**Requirement:**
All lines in the records that carry the string "avatar" are to be shown.

Excerpts from a dataset

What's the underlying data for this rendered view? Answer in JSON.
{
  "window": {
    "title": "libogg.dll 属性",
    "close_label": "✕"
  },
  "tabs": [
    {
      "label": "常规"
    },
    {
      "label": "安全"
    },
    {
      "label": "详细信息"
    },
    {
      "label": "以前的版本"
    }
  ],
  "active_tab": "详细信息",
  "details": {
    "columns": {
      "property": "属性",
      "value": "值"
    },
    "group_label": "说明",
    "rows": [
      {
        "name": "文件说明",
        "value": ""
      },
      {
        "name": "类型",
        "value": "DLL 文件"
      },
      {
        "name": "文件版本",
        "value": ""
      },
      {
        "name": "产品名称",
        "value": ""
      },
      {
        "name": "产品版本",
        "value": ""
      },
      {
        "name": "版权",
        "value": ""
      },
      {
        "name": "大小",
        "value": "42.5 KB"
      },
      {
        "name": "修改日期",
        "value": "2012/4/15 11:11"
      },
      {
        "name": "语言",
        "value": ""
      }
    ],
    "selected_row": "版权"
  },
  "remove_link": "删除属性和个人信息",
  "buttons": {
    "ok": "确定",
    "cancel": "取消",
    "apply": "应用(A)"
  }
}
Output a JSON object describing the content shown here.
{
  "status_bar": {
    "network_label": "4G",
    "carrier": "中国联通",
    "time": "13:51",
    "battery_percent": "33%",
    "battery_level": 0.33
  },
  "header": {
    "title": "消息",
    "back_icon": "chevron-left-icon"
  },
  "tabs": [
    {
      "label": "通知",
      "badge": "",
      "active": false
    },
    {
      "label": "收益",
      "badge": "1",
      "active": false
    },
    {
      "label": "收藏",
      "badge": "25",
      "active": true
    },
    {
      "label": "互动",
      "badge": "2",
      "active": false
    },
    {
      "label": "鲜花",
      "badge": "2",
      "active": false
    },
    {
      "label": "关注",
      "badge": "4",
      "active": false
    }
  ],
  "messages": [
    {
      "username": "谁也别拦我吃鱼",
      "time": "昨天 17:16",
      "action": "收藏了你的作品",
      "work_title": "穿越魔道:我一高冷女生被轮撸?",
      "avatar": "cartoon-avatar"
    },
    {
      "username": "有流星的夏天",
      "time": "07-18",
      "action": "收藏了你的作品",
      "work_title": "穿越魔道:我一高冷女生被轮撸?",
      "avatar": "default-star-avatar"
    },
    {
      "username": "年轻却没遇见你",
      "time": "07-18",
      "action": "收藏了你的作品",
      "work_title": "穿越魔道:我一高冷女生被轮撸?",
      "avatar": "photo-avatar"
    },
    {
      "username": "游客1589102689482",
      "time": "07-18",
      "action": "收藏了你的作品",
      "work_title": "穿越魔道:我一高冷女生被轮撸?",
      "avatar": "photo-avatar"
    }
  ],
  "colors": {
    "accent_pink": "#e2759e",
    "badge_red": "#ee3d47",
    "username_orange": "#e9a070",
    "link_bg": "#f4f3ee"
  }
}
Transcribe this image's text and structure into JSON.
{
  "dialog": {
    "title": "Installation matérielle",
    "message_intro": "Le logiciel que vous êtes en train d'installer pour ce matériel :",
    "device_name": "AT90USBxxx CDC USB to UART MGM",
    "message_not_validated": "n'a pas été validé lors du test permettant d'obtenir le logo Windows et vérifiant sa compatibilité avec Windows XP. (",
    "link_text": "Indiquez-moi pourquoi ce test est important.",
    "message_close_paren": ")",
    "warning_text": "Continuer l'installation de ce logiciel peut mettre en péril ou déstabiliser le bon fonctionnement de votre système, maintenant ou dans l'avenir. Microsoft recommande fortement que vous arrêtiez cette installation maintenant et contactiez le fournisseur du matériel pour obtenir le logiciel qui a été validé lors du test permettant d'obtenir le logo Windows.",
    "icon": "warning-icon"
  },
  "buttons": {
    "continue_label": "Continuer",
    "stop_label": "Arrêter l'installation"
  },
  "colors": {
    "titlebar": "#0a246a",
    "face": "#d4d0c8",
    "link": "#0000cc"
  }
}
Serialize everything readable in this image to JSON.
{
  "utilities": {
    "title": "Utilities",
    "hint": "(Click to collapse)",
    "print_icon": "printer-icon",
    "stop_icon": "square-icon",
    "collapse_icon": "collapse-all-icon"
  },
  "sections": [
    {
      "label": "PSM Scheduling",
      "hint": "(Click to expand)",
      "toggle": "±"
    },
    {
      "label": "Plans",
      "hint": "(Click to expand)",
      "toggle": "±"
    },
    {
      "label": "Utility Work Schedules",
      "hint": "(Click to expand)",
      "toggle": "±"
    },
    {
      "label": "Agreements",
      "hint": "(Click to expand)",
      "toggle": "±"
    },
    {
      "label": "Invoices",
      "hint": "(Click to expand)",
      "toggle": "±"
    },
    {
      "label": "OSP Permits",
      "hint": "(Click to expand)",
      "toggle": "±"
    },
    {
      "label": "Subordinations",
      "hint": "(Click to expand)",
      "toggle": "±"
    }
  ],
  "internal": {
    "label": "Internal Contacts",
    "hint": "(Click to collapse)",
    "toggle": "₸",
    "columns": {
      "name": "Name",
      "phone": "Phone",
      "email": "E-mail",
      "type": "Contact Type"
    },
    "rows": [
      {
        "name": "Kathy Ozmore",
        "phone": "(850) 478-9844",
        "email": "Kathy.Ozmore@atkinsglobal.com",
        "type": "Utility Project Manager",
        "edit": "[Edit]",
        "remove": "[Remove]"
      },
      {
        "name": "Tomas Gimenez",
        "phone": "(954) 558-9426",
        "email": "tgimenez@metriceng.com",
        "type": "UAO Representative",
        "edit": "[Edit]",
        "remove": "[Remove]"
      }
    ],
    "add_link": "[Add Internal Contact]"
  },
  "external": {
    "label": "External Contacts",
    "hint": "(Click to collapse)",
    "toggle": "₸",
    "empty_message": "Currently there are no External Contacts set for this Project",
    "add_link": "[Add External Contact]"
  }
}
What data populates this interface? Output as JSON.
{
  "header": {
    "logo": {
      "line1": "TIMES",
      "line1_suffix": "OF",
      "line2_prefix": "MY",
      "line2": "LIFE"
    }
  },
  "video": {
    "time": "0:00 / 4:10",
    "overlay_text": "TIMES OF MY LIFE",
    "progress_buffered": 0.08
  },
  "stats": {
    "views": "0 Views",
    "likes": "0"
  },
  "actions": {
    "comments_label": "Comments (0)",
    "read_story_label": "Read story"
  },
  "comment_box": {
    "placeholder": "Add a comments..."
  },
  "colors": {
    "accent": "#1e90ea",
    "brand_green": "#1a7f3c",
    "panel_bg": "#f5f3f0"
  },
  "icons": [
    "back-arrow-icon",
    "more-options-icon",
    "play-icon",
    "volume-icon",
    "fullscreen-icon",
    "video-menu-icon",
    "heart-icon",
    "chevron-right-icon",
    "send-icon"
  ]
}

**Result:**
      "avatar": "cartoon-avatar"
      "avatar": "default-star-avatar"
      "avatar": "photo-avatar"
      "avatar": "photo-avatar"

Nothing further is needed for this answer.